“It has truly been an honor and a pleasure to work with Tracy Stone-Manning over the past three years. As a hunter, backpacker, birder, and conservationist, she has a deep love for the public lands she will now manage. She also has a management style that will be welcomed by not only the employees who work at the Bureau of Land Management, but by members of Congress, industry officials, ranchers, conservation groups, and all other stakeholders who live, work and recreate on our public lands. Tracy is a consensus builder and a brilliant big-picture thinker. She will lead our public lands and the people, economies, and wildlife that rely on them into a bright and sustainable future. Her nomination is good news for Montana and our country,” said Marcia Brownlee, Montanan and program manager for the National Wildlife Federation’s Artemis Sportswomen initiative.

“The Friends of the Missouri Breaks applaud the nomination of Tracy Stone-Manning to head the Bureau of Land Management. Tracy is a known leader in the conservation community and will ensure that Montana’s most cherished landscapes, like the Missouri Breaks, are protected for all Americans to enjoy,” said Mikayla Moss, acting executive director for the Friends of the Missouri Breaks Monument.

Stone-Manning would play a lead role in expanding access to BLM lands, ensuring outdated oil and gas leasing policies are updated to protect fish, wildlife and outdoor recreation, and tackling the climate crisis through the establishment of a 21st-century civilian climate corps which would restore degraded public lands while creating thousands of good-paying jobs.

“We are pleased to see a Montanan who understands access issues nominated to oversee much of our public lands,” said Drewry Hanes, executive director of the Public Land Water Access Association. “Tracy Stone-Manning has a strong record of working to protect and expand access to our public lands and we look forward to working with her after her confirmation by the Senate.”

Stone-Manning would be the first confirmed BLM Director since 2017, joining other Montanans in Department of Interior leadership such as principal deputy director of the USFS, Martha Williams and Danna Jackson, counselor to the BLM Director.

Conservation Celebration

SAVE YOUR SPOT

Registration is required.

4/30/21 10 AM

Want to learn how to become a conservation advocate in your spare time?
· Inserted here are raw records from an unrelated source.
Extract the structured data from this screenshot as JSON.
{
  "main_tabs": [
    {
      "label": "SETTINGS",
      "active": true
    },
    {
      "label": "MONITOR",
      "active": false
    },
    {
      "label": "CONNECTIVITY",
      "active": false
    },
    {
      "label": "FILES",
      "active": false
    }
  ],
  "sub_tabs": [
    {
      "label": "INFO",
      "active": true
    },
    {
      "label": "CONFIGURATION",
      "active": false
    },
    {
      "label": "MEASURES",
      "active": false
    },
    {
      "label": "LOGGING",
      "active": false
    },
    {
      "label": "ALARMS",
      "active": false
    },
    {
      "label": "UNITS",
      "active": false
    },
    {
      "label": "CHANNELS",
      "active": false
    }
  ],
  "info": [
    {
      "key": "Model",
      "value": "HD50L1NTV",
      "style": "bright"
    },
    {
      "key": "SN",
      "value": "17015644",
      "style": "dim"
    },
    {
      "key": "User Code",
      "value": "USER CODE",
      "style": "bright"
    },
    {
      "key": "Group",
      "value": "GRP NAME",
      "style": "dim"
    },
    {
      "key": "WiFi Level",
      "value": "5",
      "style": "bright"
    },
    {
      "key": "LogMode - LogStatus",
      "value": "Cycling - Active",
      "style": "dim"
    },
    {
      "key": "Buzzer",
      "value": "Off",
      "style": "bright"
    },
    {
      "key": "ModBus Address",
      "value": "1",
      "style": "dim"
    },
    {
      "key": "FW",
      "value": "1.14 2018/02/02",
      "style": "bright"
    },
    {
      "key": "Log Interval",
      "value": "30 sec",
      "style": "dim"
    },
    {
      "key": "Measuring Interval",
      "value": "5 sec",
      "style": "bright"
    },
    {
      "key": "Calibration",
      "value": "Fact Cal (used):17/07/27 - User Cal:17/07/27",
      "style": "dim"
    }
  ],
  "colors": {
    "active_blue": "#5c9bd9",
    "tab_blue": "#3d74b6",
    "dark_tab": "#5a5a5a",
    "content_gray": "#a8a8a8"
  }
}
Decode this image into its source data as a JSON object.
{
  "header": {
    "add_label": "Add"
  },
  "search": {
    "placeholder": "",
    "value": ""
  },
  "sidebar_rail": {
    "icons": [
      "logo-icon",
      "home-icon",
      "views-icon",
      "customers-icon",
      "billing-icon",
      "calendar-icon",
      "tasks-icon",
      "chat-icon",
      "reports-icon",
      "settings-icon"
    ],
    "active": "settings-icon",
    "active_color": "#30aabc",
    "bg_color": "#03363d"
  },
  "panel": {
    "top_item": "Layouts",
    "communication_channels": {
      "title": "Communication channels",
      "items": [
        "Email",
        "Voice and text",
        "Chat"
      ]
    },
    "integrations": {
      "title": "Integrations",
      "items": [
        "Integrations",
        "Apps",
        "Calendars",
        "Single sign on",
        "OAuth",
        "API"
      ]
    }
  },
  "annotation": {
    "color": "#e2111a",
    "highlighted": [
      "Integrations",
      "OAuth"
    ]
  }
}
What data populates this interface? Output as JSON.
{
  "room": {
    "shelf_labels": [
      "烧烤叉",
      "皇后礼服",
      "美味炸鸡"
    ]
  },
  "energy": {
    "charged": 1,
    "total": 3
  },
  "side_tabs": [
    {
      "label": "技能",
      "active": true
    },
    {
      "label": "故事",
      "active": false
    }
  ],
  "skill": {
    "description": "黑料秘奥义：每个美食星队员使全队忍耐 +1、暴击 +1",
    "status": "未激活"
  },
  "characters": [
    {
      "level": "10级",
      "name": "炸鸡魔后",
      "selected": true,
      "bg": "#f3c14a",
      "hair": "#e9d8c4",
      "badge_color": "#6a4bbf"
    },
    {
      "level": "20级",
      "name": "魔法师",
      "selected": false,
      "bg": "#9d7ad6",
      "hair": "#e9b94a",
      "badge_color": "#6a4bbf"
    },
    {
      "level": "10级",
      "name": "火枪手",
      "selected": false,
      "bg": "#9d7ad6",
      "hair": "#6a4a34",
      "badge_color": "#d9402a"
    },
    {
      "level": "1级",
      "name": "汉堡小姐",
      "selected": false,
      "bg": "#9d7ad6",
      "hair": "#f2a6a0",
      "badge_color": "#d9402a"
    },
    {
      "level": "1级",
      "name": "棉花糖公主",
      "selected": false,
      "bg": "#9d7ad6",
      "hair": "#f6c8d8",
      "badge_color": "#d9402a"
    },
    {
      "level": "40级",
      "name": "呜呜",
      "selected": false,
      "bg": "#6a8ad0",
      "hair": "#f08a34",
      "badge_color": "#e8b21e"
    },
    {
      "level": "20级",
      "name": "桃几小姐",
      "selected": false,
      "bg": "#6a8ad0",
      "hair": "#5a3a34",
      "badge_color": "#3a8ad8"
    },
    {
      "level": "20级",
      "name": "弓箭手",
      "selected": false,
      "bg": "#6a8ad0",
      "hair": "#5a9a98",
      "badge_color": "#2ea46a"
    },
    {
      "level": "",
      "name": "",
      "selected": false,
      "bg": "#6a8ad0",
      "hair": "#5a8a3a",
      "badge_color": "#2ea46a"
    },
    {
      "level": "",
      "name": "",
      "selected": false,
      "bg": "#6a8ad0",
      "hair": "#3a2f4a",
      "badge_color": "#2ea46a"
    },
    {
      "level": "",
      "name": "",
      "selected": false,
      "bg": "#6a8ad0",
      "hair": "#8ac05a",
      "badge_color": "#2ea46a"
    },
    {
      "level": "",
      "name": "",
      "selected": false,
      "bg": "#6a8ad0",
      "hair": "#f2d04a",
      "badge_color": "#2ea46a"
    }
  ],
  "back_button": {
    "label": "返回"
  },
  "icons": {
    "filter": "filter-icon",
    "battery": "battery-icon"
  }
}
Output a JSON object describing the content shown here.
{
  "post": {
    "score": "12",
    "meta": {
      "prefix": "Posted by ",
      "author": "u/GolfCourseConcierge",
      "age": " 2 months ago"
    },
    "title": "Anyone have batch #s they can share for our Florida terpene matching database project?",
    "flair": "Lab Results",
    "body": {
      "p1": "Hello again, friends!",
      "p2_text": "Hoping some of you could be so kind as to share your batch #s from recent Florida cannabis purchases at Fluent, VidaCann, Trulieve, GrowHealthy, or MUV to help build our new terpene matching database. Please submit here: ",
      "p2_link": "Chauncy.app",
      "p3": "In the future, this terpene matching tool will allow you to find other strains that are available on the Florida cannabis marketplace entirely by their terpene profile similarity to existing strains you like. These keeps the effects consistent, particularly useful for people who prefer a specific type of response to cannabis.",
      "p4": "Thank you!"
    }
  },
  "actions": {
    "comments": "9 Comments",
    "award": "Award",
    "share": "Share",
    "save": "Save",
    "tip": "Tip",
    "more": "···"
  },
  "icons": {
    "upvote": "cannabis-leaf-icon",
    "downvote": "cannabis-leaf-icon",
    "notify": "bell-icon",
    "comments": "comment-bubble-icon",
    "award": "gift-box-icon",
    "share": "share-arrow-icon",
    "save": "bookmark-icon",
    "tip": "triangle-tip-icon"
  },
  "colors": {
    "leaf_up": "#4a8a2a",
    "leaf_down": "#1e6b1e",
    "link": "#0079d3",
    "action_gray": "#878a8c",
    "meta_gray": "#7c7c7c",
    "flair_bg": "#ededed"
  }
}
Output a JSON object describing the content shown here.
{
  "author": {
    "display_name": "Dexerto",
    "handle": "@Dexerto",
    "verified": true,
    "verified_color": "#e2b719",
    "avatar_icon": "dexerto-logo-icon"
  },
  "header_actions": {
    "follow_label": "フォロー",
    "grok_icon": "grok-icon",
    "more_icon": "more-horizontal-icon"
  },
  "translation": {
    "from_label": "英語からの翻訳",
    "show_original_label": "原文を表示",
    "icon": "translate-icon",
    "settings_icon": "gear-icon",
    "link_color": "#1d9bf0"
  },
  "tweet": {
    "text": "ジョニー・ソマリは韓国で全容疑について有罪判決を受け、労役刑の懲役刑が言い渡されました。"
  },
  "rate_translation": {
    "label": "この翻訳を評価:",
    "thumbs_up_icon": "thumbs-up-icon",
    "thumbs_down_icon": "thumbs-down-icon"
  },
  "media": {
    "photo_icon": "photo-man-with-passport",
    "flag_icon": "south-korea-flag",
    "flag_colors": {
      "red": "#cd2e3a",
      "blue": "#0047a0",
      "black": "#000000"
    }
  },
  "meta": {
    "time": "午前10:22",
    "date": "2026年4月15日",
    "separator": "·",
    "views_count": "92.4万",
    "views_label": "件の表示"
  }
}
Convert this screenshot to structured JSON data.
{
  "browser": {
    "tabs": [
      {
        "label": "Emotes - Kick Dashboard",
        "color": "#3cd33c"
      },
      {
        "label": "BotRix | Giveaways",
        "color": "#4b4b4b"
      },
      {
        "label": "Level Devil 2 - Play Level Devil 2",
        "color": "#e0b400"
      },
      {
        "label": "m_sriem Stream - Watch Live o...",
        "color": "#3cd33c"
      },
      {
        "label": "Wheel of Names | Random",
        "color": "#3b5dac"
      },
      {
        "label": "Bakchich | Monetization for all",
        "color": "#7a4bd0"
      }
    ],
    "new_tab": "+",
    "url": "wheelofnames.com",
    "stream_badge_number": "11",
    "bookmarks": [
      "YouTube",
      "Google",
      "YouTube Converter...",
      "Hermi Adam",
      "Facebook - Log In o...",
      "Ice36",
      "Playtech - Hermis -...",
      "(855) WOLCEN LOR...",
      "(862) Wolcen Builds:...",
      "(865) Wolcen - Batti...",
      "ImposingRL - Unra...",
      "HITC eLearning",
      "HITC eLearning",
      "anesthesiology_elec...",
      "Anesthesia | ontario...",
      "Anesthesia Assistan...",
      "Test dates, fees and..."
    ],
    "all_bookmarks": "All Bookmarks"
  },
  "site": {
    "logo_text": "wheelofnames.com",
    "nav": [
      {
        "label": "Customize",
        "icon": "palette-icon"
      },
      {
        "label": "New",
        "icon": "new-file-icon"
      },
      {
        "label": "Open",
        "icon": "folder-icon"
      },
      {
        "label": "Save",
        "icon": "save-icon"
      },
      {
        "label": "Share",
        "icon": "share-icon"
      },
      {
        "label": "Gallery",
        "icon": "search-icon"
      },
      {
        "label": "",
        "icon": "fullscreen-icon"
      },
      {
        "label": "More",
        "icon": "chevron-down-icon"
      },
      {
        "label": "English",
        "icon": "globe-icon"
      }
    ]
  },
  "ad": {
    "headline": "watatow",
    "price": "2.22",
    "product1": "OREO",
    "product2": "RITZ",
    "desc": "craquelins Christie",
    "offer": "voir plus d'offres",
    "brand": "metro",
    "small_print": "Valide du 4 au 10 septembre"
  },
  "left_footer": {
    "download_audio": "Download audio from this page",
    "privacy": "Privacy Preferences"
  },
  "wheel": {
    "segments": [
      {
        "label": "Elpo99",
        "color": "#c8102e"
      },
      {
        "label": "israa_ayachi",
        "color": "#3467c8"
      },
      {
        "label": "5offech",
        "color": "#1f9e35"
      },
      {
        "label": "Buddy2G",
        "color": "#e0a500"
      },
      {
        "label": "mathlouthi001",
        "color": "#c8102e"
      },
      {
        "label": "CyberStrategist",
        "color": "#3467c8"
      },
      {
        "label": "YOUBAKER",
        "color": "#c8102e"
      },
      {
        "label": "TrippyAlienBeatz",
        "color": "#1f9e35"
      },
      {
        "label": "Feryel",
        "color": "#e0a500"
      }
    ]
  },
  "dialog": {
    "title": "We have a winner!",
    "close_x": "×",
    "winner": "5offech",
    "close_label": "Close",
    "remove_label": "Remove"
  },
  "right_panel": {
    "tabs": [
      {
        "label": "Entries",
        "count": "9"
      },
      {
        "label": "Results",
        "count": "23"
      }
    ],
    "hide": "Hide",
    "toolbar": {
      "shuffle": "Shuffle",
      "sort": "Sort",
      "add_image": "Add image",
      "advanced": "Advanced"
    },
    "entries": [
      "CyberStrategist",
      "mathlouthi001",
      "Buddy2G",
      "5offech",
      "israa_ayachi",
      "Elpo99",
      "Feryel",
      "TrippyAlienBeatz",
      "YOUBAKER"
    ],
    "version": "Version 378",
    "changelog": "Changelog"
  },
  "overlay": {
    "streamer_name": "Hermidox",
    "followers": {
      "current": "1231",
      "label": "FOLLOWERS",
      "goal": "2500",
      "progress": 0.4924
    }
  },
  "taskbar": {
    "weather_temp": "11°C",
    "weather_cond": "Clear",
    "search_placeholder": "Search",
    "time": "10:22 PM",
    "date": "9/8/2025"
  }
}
Join the Montana Artemis Alliance for a live podcast recording of the Artemis Podcast. In this episode, they’ll dive into how to become an outdoor advocate and chat with an MAA member about her journey to being a conservation advocate. Bring your questions as Marcia and the gang will be answering your questions live.

4/30/21 4 PM

Everything you need to know about bear hunting in Montana

Join Joe Kondelis, President of the Western Bear Foundation, for everything you need to know about bear hunting in Montana. We’ll dive into everything from scouting to field dressing.

5/1/21 5 PM

Voices in Conservation

Join panelists Kathy Hadley, co-lead for Artemis Sportswomen Alliance and Montana Wildlife Federation board member, Jimmy Flatt Hunters of Color Founder, Anna Le Field Instructor at Yellowstone National Park, Jayne Henson of Queers and Camo, and DeAnna Bublitz founder of DEER Camp as they discuss how hunters and anglers are speaking up for wildlife and wildlands while diversifying the outdoors.

Save your spot!

Registration is required and the cleanup will be capped at 16 participants.

5/1/2021 9 AM

Willard Creek Trailhead Cleanup

Join us at the Willard Creek trailhead to do some cleanup, sign installations, and light fence repair. The trailhead is 35 minutes from Helena in the Elkhorns. The intent is to give the public better access to the trailhead. 

Have questions? Reach out to our Programs and Partnership Director Marcus Strange at mstrange@mtwf.org

Join Today

Add your email to start protecting Montana's natural treasures.

Alec Underwood

Federal Conservation Campaigns Director

Alec is responsible for developing and implementing MWF’s federal conservation advocacy and policy campaigns to protect Montana’s fish and wildlife. He spends most of his free time hunting big game and fly fishing Montana’s cherished trout rivers. He also enjoys backpacking, skiing, photography, and woodworking. 

alec@mtwf.org